Microsoft Office Tutorials and References
In Depth Information
PowerPivot has a powerful type handling system so that you do not have to worry much about
data types: when you write a DAX expression, the resulting type is based on the type of the
terms used in the expression. You need to be aware of this in case the type returned from a
DAX expression is not the expected one: then you must investigate the data type of the terms
used in the expression itself. For example, if one of the terms of a sum is a date, the result is a
date too while, if the same operator is used with integers, the result is an integer. This is known
as operator overloading and you can see an example of its behavior in Figure 3-3, where the
DatePlusOneWeek column is calculated by adding 7 to the value in the Date column. The result
is, as we said, a date.
FIguRE 3-3 Adding an integer to a date results in a date increased by the corresponding number of days.
In addition to operator overloading, PowerPivot automatically converts strings into numbers
and numbers into strings whenever it is required by the operator. For example, if you use the
& operator, which concatenates strings, PowerPivot automatically converts its arguments into
strings. If you look at the formula
= 5 & 4
it returns a “54” string result. On the other hand, the formula
= "5" + "4"
returns an integer result with the value of 9.
As you have seen, the resulting value depends on the operator and not on the source columns,
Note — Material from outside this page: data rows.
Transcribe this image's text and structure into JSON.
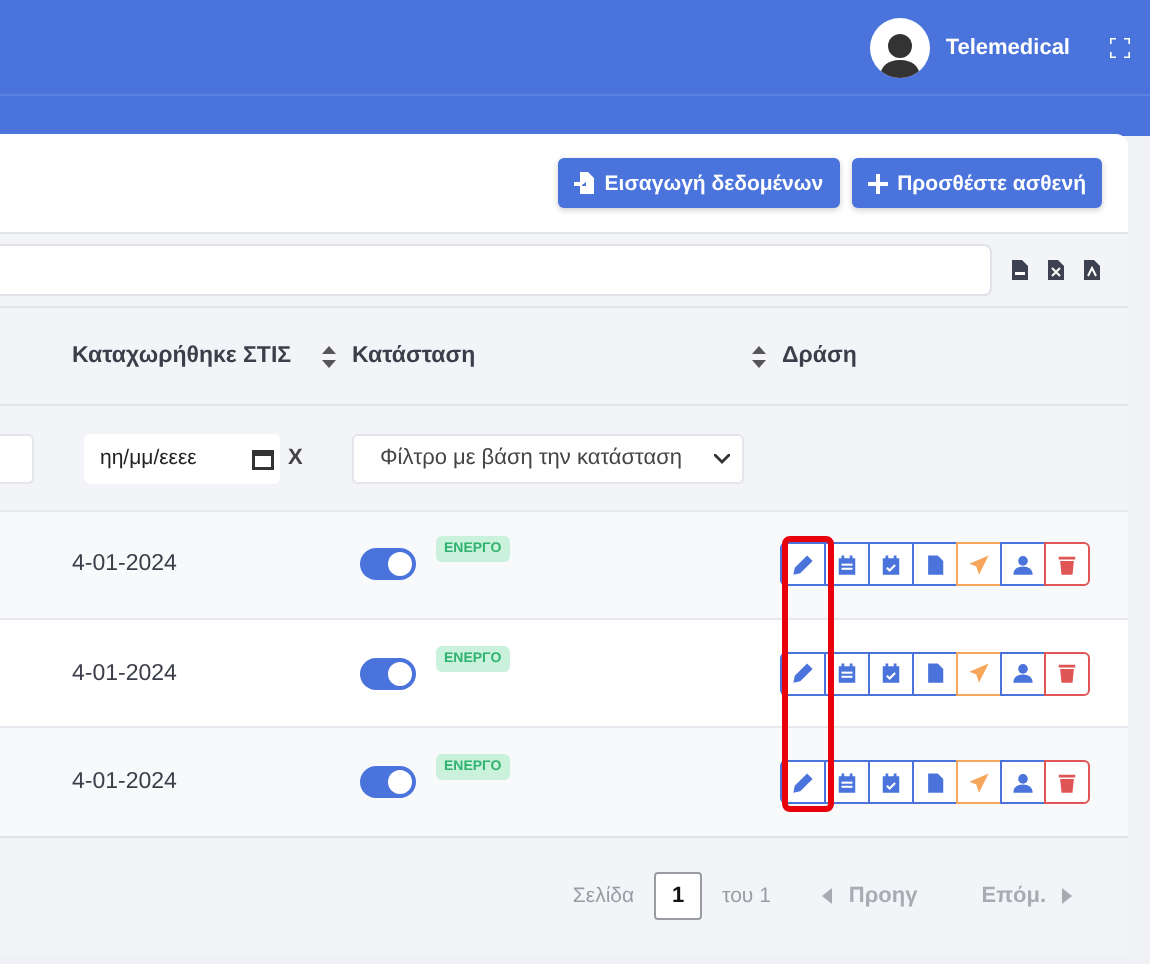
{
  "header": {
    "user_name": "Telemedical"
  },
  "toolbar_buttons": [
    {
      "kind": "import",
      "label": "Εισαγωγή δεδομένων"
    },
    {
      "kind": "add",
      "label": "Προσθέστε ασθενή"
    }
  ],
  "export_icons": [
    {
      "kind": "csv"
    },
    {
      "kind": "excel"
    },
    {
      "kind": "pdf"
    }
  ],
  "table": {
    "columns": [
      {
        "label": "Καταχωρήθηκε ΣΤΙΣ",
        "sortable": true
      },
      {
        "label": "Κατάσταση",
        "sortable": true
      },
      {
        "label": "Δράση",
        "sortable": false
      }
    ],
    "filters": {
      "date_placeholder": "ηη/μμ/εεεε",
      "clear": "X",
      "status_placeholder": "Φίλτρο με βάση την κατάσταση"
    },
    "rows": [
      {
        "date": "4-01-2024",
        "on": true,
        "badge": "ΕΝΕΡΓΟ"
      },
      {
        "date": "4-01-2024",
        "on": true,
        "badge": "ΕΝΕΡΓΟ"
      },
      {
        "date": "4-01-2024",
        "on": true,
        "badge": "ΕΝΕΡΓΟ"
      }
    ]
  },
  "row_actions": [
    {
      "kind": "edit"
    },
    {
      "kind": "calendar"
    },
    {
      "kind": "calendar-check"
    },
    {
      "kind": "document"
    },
    {
      "kind": "send"
    },
    {
      "kind": "user"
    },
    {
      "kind": "delete"
    }
  ],
  "edit_column_highlighted": true,
  "pagination": {
    "page_label": "Σελίδα",
    "page_value": "1",
    "of_label": "του 1",
    "prev": {
      "label": "Προηγ",
      "disabled": true
    },
    "next": {
      "label": "Επόμ.",
      "disabled": true
    }
  }
}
which are converted following the requirements of the operator. But even if this behavior is
convenient, later in this chapter you see what types of errors might happen during these
automatic conversions.
Search JabSto ::




Custom Search